The Congress acted correctly and courageously in 2017 to begin to regrow the Army by adding 17,000 active-duty soldiers to President Barack Obama’s proposed request for 460,000. There is near consensus that the last four years of strength cuts have reduced the Army’s ability to execute its missions and significantly raised strategic risk to the country.

Now faced with a similar situation for fiscal year 2018, Congress should act again to incrementally increase the size of the Army and authorize the prudent growth requested in the Army’s unfunded requirements list.

Congress should not allow a “pause” in the rebuilding of the Army. It should instead continue to reverse Obama’s ill-advised cuts to the Army.

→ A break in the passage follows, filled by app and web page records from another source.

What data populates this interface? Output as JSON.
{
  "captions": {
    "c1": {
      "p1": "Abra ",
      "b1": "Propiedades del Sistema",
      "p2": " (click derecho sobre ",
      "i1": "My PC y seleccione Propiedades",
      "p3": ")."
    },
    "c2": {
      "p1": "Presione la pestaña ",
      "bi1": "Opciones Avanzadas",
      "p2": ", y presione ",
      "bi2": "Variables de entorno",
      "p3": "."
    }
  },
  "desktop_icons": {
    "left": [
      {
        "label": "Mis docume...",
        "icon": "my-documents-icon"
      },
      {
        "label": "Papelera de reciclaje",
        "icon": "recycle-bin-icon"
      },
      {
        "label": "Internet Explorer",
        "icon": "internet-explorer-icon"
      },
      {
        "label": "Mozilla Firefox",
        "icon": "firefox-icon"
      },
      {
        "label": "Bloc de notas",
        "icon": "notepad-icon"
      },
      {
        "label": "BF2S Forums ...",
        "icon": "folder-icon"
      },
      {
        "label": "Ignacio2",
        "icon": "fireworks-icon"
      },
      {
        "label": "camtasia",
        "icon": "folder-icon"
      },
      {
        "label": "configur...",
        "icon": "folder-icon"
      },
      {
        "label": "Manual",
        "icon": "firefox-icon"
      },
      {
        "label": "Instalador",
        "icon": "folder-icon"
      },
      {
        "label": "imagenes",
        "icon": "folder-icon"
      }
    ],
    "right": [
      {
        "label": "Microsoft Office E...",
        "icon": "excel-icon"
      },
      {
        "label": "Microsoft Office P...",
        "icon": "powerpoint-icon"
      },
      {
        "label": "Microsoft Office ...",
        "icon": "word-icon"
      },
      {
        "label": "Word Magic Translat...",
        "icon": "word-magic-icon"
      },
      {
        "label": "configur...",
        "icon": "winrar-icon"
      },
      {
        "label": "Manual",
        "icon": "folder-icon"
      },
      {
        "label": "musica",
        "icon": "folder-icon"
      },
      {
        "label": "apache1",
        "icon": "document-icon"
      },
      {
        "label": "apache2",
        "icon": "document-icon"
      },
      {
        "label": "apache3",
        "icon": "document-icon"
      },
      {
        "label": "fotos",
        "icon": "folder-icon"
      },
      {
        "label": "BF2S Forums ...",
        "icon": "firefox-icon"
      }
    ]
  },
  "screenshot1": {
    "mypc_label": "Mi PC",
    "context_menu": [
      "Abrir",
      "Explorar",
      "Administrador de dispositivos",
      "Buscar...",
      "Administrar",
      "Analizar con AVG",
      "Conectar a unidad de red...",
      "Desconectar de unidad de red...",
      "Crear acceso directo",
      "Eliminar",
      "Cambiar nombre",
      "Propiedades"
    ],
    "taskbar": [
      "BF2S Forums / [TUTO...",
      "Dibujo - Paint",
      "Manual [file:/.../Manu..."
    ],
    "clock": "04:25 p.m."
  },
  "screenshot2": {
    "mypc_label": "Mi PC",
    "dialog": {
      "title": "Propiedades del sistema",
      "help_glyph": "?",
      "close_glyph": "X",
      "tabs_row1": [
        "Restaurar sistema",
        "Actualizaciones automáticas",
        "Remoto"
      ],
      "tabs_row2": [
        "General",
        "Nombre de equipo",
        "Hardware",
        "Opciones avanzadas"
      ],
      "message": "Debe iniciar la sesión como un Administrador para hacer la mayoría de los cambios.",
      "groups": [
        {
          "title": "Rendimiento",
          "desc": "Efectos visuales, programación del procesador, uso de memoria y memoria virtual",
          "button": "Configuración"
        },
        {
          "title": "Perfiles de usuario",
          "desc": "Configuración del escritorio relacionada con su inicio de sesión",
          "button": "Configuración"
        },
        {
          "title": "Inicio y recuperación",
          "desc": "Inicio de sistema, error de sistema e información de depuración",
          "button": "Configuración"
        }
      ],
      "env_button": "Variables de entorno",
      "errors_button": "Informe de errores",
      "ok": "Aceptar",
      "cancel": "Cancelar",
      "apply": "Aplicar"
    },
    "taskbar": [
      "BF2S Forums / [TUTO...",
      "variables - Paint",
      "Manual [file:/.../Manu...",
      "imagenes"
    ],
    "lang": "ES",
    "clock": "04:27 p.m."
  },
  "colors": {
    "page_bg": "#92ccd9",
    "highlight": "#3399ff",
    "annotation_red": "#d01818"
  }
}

To continue reading: Does the Military Need to Be Rebuilt?

 

What Happens When All We Have Left Is The Pentagon? by William D. Hartung

If President Trump is reining in the US’s foreign military committments, shouldn’t defense budgets be getting smaller, not larger? That, unfortunately, is not the direction they’re headed. From William D. Hartung at tomdispatch.com

Trump’s Vision of a Militarized America

At over $600 billion a year and counting, the Pentagon already receives significantly more than its fair share of federal funds. If President Donald Trump has his way, though, that will prove a sum for pikers and misers. He and his team are now promising that spending on defense and homeland security will increase dramatically in the years to come, even as domestic programs are slashed and entire civilian agencies shuttered.

The new administration is reportedly considering a plan — modeled on proposals from the military-industrial-complex-backed Heritage Foundation — that would cut a staggering $10.5 trillion in federal spending over the next decade. The Departments of Energy, Commerce, Transportation, and State might see their budgets slashed to the bone; the Corporation for Public Broadcasting would be privatized; and (though the money involved would amount to chicken feed) the National Endowments for the Arts and for the Humanities would be eliminated altogether. In the meantime, the ranks of the Army and Marines would be expanded, a huge naval buildup would be launched, and a new Star Wars-style missile defense system would be developed — all at a combined cost of up to $1 trillion beyond the already munificent current Pentagon plans for that same decade.

The specifics won’t be known until Trump’s first budget becomes public in perhaps April or May, but as we wait for it, Republican Senate Armed Services Committee Chairman John McCain has just taken the unusual step of releasing his own spending blueprint for the military. It suggests that a key senator and the president and his team are on the same page when it comes to military funding. At an extra $430 billion over the next five years, the numbers in McCain’s plan are similar to the potential Trump buildup.

To continue reading: What Happens When All We Have Left Is The Pentagon?